The great task before us
Last week, I watched with shock and sadness the horrific murder of George Floyd. Events such as this — like the recent deaths of Ahmaud Arbery, Breonna Taylor and countless others — are unacceptable tragedies. And as we grieve, it is important to acknowledge that these events deeply impact members of our community.
To our students, faculty and staff of color, know that I share your grief and frustration. Our university stands with you. We see you, we hear you and we are here for you.
Like most schoolchildren, I had to memorize President Abraham Lincoln’s famous 1863 Gettysburg Address. You may remember its opening lines as clearly as I do: “Four score and seven years ago our fathers brought forth on this continent, a new nation, conceived in Liberty, and dedicated to the proposition that all men are created equal.”
Yet today, more than 150 years later, we are still struggling to achieve the final piece of our nation’s promise. We elected a black president, yet a black man was killed in Georgia because he went for a run outside. We launched American astronauts from American soil in an American-made space rocket, but African Americans must still take extra precautions when visiting public parks for bird watching.
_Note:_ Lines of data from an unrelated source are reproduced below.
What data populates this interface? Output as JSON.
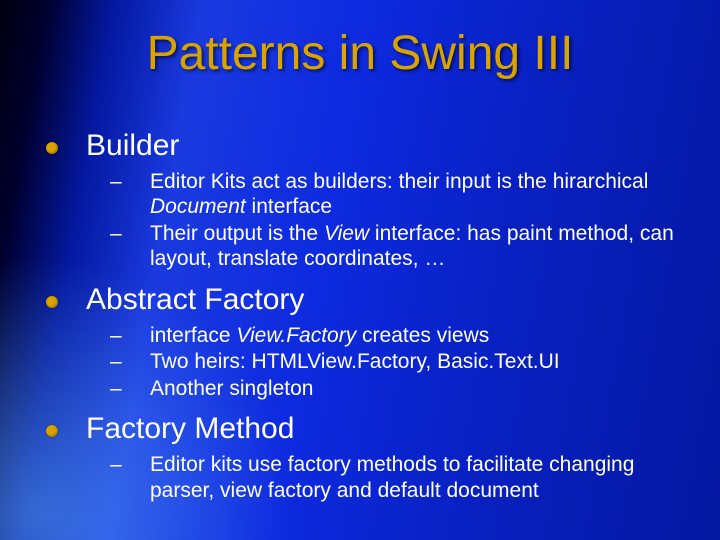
{
  "title": "Patterns in Swing III",
  "sections": [
    {
      "label": "Builder",
      "items": [
        "Editor Kits act as builders: their input is the hirarchical <em>Document</em> interface",
        "Their output is the <em>View</em> interface: has paint method, can layout, translate coordinates, …"
      ]
    },
    {
      "label": "Abstract Factory",
      "items": [
        "interface <em>View.Factory</em> creates views",
        "Two heirs: HTMLView.Factory, Basic.Text.UI",
        "Another singleton"
      ]
    },
    {
      "label": "Factory Method",
      "items": [
        "Editor kits use factory methods to facilitate changing parser, view factory and default document"
      ]
    }
  ]
}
And even as the COVID-19 pandemic revealed some of the best of our nation’s spirit, manifested in the actions of our frontline and essential workers, it also exacerbated the stark inequalities still present throughout our country. We know, for example, that African American deaths from this virus are nearly two times greater than should be expected; and health care resources are often seriously lacking in predominantly black and minority communities.
It is clear we have not achieved Lincoln’s goal, nor the dream of Dr. Martin Luther King Jr. Incidents of racism and hate still plague every corner of our country, and we know we have not eradicated discrimination or bias from our communities, even on our own campus.
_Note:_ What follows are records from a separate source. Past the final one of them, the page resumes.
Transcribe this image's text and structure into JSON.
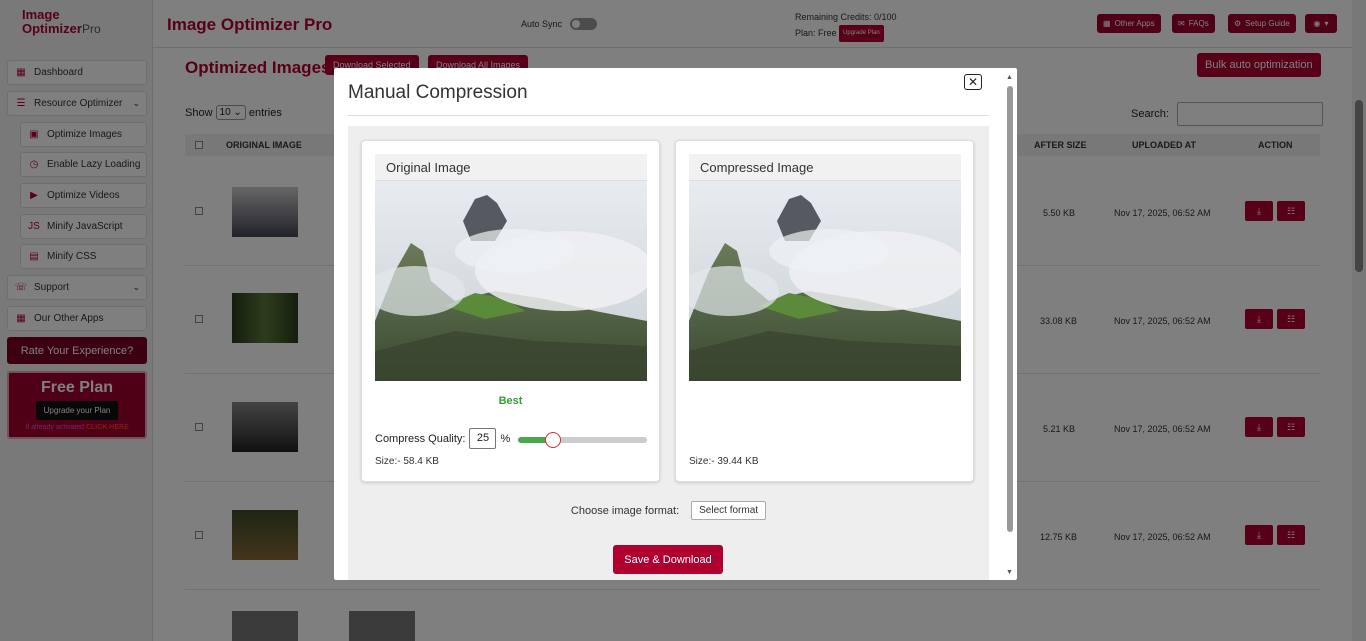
{
  "header": {
    "logo_line1": "Image",
    "logo_line2": "Optimizer",
    "logo_pro": "Pro",
    "app_title": "Image Optimizer Pro",
    "auto_sync": "Auto Sync",
    "credits": "Remaining Credits: 0/100",
    "plan": "Plan: Free",
    "upgrade_badge": "Upgrade Plan",
    "other_apps": "Other Apps",
    "faqs": "FAQs",
    "setup_guide": "Setup Guide",
    "account_icon": "user-circle-icon"
  },
  "sidebar": {
    "items": [
      {
        "label": "Dashboard",
        "icon": "dashboard-icon"
      },
      {
        "label": "Resource Optimizer",
        "icon": "list-icon"
      },
      {
        "label": "Optimize Images",
        "icon": "image-icon"
      },
      {
        "label": "Enable Lazy Loading",
        "icon": "clock-icon"
      },
      {
        "label": "Optimize Videos",
        "icon": "play-icon"
      },
      {
        "label": "Minify JavaScript",
        "icon": "js-icon"
      },
      {
        "label": "Minify CSS",
        "icon": "css-icon"
      },
      {
        "label": "Support",
        "icon": "support-icon"
      },
      {
        "label": "Our Other Apps",
        "icon": "apps-icon"
      }
    ],
    "rate": "Rate Your Experience?",
    "free_title": "Free Plan",
    "free_button": "Upgrade your Plan",
    "free_note": "If already activated",
    "free_link": "CLICK HERE"
  },
  "main": {
    "title": "Optimized Images",
    "download_selected": "Download Selected",
    "download_all": "Download All Images",
    "bulk": "Bulk auto optimization",
    "show": "Show",
    "entries_value": "10",
    "entries": "entries",
    "search": "Search:",
    "columns": {
      "original": "ORIGINAL IMAGE",
      "after_size": "AFTER SIZE",
      "uploaded_at": "UPLOADED AT",
      "action": "ACTION"
    },
    "rows": [
      {
        "after": "5.50 KB",
        "uploaded": "Nov 17, 2025, 06:52 AM"
      },
      {
        "after": "33.08 KB",
        "uploaded": "Nov 17, 2025, 06:52 AM"
      },
      {
        "after": "5.21 KB",
        "uploaded": "Nov 17, 2025, 06:52 AM"
      },
      {
        "after": "12.75 KB",
        "uploaded": "Nov 17, 2025, 06:52 AM"
      }
    ]
  },
  "modal": {
    "title": "Manual Compression",
    "original_header": "Original Image",
    "compressed_header": "Compressed Image",
    "quality_label": "Best",
    "compress_quality": "Compress Quality:",
    "quality_value": "25",
    "percent": "%",
    "slider_level": 0.27,
    "original_size": "Size:- 58.4 KB",
    "compressed_size": "Size:- 39.44 KB",
    "format_label": "Choose image format:",
    "format_button": "Select format",
    "save_button": "Save & Download"
  },
  "colors": {
    "brand": "#b00030",
    "success": "#3a9a3a"
  }
}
Yet I believe we can, and will, achieve a future that welcomes, respects and embraces all people. And we, as members of an institution of higher education, have a vital role to play in creating that future. I do not wish to sugarcoat the difficult truth. There is no neat and tidy solution to this ongoing problem, and there is hard work ahead for us all.
There are steps we can and must take as a university community to overcome ignorance, demonstrate the power of diversity and work together to create positive and necessary change. We must embrace the words of Dr. King, “The bell of man’s inhumanity to man does not toll for any one man. It tolls for you, for me, for all of us.”
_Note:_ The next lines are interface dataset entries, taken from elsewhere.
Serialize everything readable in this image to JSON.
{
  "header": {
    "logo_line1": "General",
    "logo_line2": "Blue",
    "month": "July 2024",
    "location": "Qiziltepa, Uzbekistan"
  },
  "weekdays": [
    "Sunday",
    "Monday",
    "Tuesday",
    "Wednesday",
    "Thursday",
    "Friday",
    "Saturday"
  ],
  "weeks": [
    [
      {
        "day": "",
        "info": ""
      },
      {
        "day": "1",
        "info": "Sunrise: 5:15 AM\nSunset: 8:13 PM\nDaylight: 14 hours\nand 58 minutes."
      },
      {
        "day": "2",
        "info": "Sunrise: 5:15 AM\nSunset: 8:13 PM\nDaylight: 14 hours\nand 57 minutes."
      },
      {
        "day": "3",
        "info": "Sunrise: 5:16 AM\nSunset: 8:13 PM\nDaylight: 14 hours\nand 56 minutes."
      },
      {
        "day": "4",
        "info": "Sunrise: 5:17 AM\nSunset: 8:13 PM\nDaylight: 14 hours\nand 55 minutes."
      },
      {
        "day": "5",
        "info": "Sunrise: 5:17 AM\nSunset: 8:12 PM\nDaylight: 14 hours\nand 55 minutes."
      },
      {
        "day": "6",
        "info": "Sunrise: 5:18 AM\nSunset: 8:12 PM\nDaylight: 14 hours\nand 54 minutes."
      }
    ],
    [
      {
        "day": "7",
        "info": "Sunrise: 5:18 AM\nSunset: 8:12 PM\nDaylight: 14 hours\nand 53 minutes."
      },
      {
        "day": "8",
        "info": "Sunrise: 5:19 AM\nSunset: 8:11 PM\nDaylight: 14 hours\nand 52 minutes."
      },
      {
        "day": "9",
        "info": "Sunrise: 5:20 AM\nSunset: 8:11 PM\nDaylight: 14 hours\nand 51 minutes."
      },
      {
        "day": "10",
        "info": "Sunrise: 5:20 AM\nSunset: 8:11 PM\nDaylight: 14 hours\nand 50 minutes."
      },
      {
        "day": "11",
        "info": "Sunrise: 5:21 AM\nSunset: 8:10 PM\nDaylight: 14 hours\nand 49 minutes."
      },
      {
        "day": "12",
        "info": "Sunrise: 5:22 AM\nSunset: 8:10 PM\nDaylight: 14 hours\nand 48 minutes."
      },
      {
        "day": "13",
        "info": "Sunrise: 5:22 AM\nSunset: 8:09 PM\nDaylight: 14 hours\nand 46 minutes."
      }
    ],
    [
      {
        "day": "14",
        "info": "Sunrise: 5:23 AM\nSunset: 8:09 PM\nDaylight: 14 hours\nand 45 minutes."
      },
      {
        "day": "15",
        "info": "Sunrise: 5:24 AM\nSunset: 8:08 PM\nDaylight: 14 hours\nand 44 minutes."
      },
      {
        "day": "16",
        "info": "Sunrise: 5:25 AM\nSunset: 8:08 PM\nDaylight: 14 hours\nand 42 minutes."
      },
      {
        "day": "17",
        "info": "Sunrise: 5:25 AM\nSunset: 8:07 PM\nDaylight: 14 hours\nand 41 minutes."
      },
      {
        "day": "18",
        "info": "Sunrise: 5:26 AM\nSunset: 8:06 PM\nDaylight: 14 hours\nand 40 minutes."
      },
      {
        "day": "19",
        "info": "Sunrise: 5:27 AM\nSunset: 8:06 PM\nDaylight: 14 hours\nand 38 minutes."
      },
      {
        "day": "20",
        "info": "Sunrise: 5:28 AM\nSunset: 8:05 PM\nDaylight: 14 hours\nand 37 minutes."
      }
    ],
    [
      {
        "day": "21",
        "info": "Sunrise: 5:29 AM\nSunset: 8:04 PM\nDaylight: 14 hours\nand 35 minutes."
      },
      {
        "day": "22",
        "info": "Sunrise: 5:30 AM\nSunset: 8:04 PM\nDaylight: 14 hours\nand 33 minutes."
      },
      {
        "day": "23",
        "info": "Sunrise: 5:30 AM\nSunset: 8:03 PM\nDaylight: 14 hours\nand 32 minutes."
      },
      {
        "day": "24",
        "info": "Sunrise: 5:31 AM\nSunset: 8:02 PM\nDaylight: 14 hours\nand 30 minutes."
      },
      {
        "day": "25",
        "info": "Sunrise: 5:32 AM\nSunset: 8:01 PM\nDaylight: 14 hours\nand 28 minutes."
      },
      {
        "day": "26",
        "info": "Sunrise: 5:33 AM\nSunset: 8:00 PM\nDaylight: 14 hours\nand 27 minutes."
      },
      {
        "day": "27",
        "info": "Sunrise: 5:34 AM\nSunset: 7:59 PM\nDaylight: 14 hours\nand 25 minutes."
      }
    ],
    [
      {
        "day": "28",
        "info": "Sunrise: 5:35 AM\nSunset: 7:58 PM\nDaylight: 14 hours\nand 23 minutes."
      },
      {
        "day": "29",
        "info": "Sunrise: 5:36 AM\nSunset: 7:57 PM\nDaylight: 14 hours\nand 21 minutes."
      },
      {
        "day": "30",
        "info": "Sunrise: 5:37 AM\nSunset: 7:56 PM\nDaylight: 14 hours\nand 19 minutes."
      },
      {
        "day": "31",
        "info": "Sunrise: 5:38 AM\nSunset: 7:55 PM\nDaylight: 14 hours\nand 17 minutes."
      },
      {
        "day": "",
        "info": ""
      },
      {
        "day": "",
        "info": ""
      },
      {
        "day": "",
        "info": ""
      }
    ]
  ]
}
We are all in this together. We must all take action. Integrity, respect, inclusiveness, social responsibility and, above all, compassion, are core values at Central Michigan University. We must live them fully each and every day.
Begin with the simple act of reaching out to someone you know has been personally affected and may be hurting. Call on a friend or colleague and check in. Let them know you are thinking of them and that you are here to support them.
Educate yourself. Attend events, such as Conversations that Matter and Soup and Substance, and engage in challenging conversations. Take advantage of tools to check your own biases and work to correct them. The future begins with each one of us taking the brave step to improve ourselves as we work to improve our communities.
And then speak up and speak out. As a community of scholars, we have the power of knowledge, of facts and of words. Use these tools wisely. When you see or hear injustice, take action against it.
In the final lines of President Lincoln’s Address, he stated, “…for us to be here dedicated to the great task remaining before us – that from these honored dead we take increased devotion to that cause for which they gave the last full measure of devotion — that we here highly resolve that these dead shall not have died in vain — that this nation, under God, shall have a new birth of freedom.”
I call on every member of our university community to undertake this resolve and commit to do all you can do to demonstrate our core values — today and every day — to further a new birth of freedom.
Blog: Presidential Perspectives posted | Last Modified: | Author: by by Bob Davies, CMU President | Categories: President's Office